Encouraged by MMM’s 2nd Annual Hug a Convert Day, I am sharing my own conversion story.
I was the first of my family attend any event at our area’s LDS church. I was in third grade and a new kid up the block who happened to be in my class at school invited me to the Primary Halloween party. The only stipulation (you know what’s coming): no masks.
To my good fortune, my friend was not stopped in his effort to invite me and within a month or two, I was attending Primary every Thursday afternoon with him and his brothers and sisters. Soon one of his sisters invited my older sister to go along, too. By February of the next year, our whole family was invited to their home for a Family Home Evening.
My mother, good southern girl that she was, knew she had to return the favor of an invitation to our home, but she elected only to invite my friend’s parents, not the entire family (including nine kids); they ate in the dining room (something we only did on holidays). And at the end of the meal, my friend’s parents invited my parents to hear the missionary discussions.
(This was not my parents’ first introduction to missionaries. On a couple of other occasions we had missionaries at our doorstep who did not, for whatever reason, return when invited to do so. We lived far from the church and assumed that’s why, so in retrospect, we were glad to have our friends move in up the street to introduce us to the church.)

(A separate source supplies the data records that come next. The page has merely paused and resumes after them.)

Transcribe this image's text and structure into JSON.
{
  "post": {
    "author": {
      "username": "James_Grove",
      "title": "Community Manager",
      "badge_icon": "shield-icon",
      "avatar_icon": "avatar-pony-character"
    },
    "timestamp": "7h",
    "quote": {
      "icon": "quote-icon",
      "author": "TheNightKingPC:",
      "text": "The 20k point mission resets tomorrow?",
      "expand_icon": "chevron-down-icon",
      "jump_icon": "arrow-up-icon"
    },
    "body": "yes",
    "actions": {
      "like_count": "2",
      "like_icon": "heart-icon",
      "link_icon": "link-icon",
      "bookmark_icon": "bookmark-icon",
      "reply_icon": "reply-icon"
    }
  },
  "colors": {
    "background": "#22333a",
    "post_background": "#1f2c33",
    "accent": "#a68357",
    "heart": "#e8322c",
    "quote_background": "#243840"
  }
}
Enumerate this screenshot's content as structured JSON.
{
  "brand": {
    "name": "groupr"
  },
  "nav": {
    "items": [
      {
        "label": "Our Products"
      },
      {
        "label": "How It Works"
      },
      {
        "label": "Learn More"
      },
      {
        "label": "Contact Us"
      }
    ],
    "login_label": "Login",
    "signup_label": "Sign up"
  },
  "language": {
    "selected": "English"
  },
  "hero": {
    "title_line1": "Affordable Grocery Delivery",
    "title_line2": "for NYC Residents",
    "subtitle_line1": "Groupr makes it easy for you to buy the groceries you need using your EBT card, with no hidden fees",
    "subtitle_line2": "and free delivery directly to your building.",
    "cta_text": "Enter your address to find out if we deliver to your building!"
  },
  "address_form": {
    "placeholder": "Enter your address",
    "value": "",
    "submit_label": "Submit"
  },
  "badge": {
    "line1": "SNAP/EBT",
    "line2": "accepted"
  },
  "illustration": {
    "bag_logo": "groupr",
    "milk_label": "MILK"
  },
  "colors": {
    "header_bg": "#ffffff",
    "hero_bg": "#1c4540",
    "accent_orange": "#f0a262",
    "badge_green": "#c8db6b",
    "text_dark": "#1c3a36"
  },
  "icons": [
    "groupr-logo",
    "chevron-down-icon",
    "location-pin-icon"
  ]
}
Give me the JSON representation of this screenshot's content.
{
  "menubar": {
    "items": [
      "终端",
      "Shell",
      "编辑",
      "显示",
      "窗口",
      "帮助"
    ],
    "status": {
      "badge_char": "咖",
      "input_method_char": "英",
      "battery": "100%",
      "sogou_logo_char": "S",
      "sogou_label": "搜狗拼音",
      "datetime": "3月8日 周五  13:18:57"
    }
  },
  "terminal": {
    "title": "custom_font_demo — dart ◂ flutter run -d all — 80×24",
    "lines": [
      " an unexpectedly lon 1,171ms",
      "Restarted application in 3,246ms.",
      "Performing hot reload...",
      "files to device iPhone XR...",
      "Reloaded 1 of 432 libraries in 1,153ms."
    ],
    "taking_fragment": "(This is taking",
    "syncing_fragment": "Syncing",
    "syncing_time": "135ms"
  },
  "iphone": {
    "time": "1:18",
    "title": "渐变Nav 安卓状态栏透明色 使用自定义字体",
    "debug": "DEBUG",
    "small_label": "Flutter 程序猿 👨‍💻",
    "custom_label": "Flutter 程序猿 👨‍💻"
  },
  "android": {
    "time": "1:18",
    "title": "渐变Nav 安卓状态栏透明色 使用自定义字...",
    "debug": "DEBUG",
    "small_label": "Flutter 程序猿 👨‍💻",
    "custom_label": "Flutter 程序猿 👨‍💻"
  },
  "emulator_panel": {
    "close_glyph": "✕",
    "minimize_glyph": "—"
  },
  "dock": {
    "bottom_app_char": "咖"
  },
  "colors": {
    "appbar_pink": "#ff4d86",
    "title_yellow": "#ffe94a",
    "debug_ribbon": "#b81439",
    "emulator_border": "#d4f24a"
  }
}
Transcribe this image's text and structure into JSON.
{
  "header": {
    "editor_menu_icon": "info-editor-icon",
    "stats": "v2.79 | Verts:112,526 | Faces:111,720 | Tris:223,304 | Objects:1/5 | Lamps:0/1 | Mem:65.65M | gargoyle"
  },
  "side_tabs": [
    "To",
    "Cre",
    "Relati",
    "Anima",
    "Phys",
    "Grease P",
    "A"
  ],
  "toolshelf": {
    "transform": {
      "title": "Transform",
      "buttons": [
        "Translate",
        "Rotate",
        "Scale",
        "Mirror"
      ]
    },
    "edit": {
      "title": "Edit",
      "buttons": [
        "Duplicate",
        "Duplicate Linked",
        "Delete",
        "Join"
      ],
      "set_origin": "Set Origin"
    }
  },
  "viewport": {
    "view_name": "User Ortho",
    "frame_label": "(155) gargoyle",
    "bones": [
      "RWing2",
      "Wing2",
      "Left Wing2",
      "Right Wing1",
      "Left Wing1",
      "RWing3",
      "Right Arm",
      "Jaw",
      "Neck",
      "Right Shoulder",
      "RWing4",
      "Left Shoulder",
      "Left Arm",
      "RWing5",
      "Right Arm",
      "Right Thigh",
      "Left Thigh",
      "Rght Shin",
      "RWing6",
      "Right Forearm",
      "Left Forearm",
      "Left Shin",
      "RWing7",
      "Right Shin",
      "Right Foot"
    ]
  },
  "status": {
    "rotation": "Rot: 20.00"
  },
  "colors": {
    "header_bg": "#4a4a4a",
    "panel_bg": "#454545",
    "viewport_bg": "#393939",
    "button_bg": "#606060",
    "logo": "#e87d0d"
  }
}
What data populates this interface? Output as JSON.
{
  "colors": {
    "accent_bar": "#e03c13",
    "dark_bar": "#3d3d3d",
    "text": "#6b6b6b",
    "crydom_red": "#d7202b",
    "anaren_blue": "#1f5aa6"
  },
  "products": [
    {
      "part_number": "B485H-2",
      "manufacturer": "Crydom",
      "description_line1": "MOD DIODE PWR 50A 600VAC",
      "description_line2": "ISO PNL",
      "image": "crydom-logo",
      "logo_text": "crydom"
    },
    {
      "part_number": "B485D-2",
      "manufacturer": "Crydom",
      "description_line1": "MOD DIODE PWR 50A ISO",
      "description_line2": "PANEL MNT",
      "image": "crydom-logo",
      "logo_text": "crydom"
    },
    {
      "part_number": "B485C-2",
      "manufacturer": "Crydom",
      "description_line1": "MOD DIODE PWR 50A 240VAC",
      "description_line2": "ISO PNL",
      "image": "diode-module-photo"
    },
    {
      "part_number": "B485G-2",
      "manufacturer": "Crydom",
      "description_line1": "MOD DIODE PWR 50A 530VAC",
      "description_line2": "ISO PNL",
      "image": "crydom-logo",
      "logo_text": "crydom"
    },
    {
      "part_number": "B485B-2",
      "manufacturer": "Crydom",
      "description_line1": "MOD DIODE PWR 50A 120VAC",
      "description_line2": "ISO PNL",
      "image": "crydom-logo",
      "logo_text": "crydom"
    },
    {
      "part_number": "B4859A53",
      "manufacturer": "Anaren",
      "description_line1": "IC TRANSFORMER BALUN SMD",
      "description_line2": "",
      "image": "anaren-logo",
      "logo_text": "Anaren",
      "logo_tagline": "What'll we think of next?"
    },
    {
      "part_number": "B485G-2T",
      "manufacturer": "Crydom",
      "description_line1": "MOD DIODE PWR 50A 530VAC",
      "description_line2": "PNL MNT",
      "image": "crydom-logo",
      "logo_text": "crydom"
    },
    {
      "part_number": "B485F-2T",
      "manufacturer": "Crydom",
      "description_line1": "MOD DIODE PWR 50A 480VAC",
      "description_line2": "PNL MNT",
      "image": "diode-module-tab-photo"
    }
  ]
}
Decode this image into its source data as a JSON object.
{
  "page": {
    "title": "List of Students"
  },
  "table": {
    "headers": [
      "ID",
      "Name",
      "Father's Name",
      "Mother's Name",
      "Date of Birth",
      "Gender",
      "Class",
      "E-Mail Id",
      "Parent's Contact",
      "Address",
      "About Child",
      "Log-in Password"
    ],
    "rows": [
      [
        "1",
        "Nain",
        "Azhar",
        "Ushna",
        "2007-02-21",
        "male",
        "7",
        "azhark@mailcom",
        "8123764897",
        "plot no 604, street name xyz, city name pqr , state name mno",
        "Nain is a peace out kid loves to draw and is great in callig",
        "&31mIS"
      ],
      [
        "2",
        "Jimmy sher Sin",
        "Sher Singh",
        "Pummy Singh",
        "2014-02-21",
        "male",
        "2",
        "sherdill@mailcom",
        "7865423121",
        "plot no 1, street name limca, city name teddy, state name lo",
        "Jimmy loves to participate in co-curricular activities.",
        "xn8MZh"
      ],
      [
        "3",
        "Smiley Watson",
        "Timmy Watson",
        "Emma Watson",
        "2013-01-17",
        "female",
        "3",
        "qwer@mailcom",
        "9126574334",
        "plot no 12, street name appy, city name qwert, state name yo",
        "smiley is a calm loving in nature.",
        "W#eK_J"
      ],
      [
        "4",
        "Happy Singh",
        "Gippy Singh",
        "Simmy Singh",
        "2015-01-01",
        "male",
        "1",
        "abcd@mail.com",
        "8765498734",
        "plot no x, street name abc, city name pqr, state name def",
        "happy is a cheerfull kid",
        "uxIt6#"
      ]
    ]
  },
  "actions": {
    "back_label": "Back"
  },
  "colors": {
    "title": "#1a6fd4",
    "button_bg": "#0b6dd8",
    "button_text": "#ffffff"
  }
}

I remember sitting on the living room floor listening to the missionaries – usually our two young elders, but once in a while they brought a stake missionary with them. I have bit and pieces of memories of flannel board displays from the various lessons (there were six in those days). I remember my baptismal interview, sitting in my bedroom with the district leader and answering and asking questions.
Only later did I realize that the baptism of a complete family of six was pretty special. My parents were well loved in our little branch, and both received callings right away. My sister and I continued to attend Primary and my other sister and brother attended MIA and early morning seminary. (Church was about a half-hour drive away and we made that trip every day at least once, often twice!) One of my father’s first assignments was making a food chest for the scout troop and I enjoyed watching him build it in our garage. My mother taught the three-year olds in Junior Sunday School and we’d help her cut out her pictures for her flannel board stories on Saturday night as we watched TV.
My friend’s father was our home teacher and he came like clockwork. We had those things President Hinckley taught years later we should have: friends, responsibilities and nurturing in the good word of God.
Less than a year after our baptism, we had special permission from Elder Benson of the Twelve to travel to the Salt Lake Temple and be sealed as a family. (Our anniversary would be in September, but an August trip allowed us to make the 1,800 mile trip each way before school started.)
I have memories of scenes in the temple – in the children’s waiting area, in the hallway en route to the sealing room, and in the sealing room itself. I remember kneeling there with my parents.
Participating as the missionaries taught our family, feeling the spirit the night of our baptism and confirmation, and feeling what I did in the temple as we were sealed provided a significant foundation for my personal conversion. Even as I passed through periods of apathy in my teenage years, I could not let go of what I had experienced, and a youth conference experience just before my senior year in high school reawakened and reestablished spiritual connections that had grown dim. By my freshman year at BYU, I was firmly on a path of growing testimony as I received my patriarchal blessing and prepared to serve a mission.
I have sought to relive my conversion experience by inviting others as my third-grade classmate invited me. Sadly, I haven’t been able to replicate the experience of my youth. But I am forever grateful for my friend who did not stop inviting me and for his parents who also invited us and for my own parents who were open to that invitation.